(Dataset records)
★ ★ ★ ★

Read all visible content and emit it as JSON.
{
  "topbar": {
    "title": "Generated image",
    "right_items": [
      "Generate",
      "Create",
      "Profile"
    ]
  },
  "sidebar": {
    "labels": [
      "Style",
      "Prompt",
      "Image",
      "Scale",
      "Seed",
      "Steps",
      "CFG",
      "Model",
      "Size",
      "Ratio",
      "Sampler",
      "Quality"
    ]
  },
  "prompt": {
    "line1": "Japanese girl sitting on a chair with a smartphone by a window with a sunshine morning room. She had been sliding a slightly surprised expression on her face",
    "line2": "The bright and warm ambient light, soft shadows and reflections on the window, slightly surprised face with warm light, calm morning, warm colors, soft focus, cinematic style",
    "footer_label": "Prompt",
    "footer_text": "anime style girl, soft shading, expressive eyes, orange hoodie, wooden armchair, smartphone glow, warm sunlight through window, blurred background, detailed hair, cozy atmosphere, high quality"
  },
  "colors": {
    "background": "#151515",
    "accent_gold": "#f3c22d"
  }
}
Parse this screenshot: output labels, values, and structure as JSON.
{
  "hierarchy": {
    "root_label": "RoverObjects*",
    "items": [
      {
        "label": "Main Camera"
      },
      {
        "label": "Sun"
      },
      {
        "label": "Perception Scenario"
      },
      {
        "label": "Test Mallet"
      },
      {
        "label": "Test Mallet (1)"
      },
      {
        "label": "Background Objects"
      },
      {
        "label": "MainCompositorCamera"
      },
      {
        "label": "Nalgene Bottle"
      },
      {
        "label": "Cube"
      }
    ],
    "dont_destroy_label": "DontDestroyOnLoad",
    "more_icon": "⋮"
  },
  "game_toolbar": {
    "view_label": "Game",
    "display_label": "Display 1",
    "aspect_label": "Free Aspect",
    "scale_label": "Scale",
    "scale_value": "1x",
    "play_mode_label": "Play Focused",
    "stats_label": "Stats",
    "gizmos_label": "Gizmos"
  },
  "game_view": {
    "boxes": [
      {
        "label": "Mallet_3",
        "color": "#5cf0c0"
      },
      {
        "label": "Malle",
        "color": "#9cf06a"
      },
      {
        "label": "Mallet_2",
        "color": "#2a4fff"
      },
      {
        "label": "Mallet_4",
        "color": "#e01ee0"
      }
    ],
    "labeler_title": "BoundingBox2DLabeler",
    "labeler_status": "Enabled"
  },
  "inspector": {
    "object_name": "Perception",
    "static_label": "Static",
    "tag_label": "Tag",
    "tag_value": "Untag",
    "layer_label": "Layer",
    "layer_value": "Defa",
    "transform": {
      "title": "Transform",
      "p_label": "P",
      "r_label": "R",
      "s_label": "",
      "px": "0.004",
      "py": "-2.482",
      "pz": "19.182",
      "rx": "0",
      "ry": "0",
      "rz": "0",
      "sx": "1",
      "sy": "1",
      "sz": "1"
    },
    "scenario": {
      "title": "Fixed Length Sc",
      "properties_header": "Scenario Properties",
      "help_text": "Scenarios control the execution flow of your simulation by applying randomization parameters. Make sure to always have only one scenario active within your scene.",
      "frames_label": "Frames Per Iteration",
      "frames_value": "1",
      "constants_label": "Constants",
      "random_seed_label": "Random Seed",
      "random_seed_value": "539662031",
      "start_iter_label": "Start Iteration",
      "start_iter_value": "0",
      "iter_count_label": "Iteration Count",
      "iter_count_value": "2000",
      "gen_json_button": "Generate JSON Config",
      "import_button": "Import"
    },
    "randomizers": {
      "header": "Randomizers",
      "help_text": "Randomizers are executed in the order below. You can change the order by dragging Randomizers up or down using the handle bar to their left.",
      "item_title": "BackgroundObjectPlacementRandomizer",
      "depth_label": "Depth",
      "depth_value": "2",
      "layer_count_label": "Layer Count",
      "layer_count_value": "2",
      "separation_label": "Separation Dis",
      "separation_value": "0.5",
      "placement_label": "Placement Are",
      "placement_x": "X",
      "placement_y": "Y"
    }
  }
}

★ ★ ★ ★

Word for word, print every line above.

### Solved problem
Read all visible content and emit it as JSON.
{
  "topbar": {
    "title": "Generated image",
    "right_items": [
      "Generate",
      "Create",
      "Profile"
    ]
  },
  "sidebar": {
    "labels": [
      "Style",
      "Prompt",
      "Image",
      "Scale",
      "Seed",
      "Steps",
      "CFG",
      "Model",
      "Size",
      "Ratio",
      "Sampler",
      "Quality"
    ]
  },
  "prompt": {
    "line1": "Japanese girl sitting on a chair with a smartphone by a window with a sunshine morning room. She had been sliding a slightly surprised expression on her face",
    "line2": "The bright and warm ambient light, soft shadows and reflections on the window, slightly surprised face with warm light, calm morning, warm colors, soft focus, cinematic style",
    "footer_label": "Prompt",
    "footer_text": "anime style girl, soft shading, expressive eyes, orange hoodie, wooden armchair, smartphone glow, warm sunlight through window, blurred background, detailed hair, cozy atmosphere, high quality"
  },
  "colors": {
    "background": "#151515",
    "accent_gold": "#f3c22d"
  }
}
Parse this screenshot: output labels, values, and structure as JSON.
{
  "hierarchy": {
    "root_label": "RoverObjects*",
    "items": [
      {
        "label": "Main Camera"
      },
      {
        "label": "Sun"
      },
      {
        "label": "Perception Scenario"
      },
      {
        "label": "Test Mallet"
      },
      {
        "label": "Test Mallet (1)"
      },
      {
        "label": "Background Objects"
      },
      {
        "label": "MainCompositorCamera"
      },
      {
        "label": "Nalgene Bottle"
      },
      {
        "label": "Cube"
      }
    ],
    "dont_destroy_label": "DontDestroyOnLoad",
    "more_icon": "⋮"
  },
  "game_toolbar": {
    "view_label": "Game",
    "display_label": "Display 1",
    "aspect_label": "Free Aspect",
    "scale_label": "Scale",
    "scale_value": "1x",
    "play_mode_label": "Play Focused",
    "stats_label": "Stats",
    "gizmos_label": "Gizmos"
  },
  "game_view": {
    "boxes": [
      {
        "label": "Mallet_3",
        "color": "#5cf0c0"
      },
      {
        "label": "Malle",
        "color": "#9cf06a"
      },
      {
        "label": "Mallet_2",
        "color": "#2a4fff"
      },
      {
        "label": "Mallet_4",
        "color": "#e01ee0"
      }
    ],
    "labeler_title": "BoundingBox2DLabeler",
    "labeler_status": "Enabled"
  },
  "inspector": {
    "object_name": "Perception",
    "static_label": "Static",
    "tag_label": "Tag",
    "tag_value": "Untag",
    "layer_label": "Layer",
    "layer_value": "Defa",
    "transform": {
      "title": "Transform",
      "p_label": "P",
      "r_label": "R",
      "s_label": "",
      "px": "0.004",
      "py": "-2.482",
      "pz": "19.182",
      "rx": "0",
      "ry": "0",
      "rz": "0",
      "sx": "1",
      "sy": "1",
      "sz": "1"
    },
    "scenario": {
      "title": "Fixed Length Sc",
      "properties_header": "Scenario Properties",
      "help_text": "Scenarios control the execution flow of your simulation by applying randomization parameters. Make sure to always have only one scenario active within your scene.",
      "frames_label": "Frames Per Iteration",
      "frames_value": "1",
      "constants_label": "Constants",
      "random_seed_label": "Random Seed",
      "random_seed_value": "539662031",
      "start_iter_label": "Start Iteration",
      "start_iter_value": "0",
      "iter_count_label": "Iteration Count",
      "iter_count_value": "2000",
      "gen_json_button": "Generate JSON Config",
      "import_button": "Import"
    },
    "randomizers": {
      "header": "Randomizers",
      "help_text": "Randomizers are executed in the order below. You can change the order by dragging Randomizers up or down using the handle bar to their left.",
      "item_title": "BackgroundObjectPlacementRandomizer",
      "depth_label": "Depth",
      "depth_value": "2",
      "layer_count_label": "Layer Count",
      "layer_count_value": "2",
      "separation_label": "Separation Dis",
      "separation_value": "0.5",
      "placement_label": "Placement Are",
      "placement_x": "X",
      "placement_y": "Y"
    }
  }
}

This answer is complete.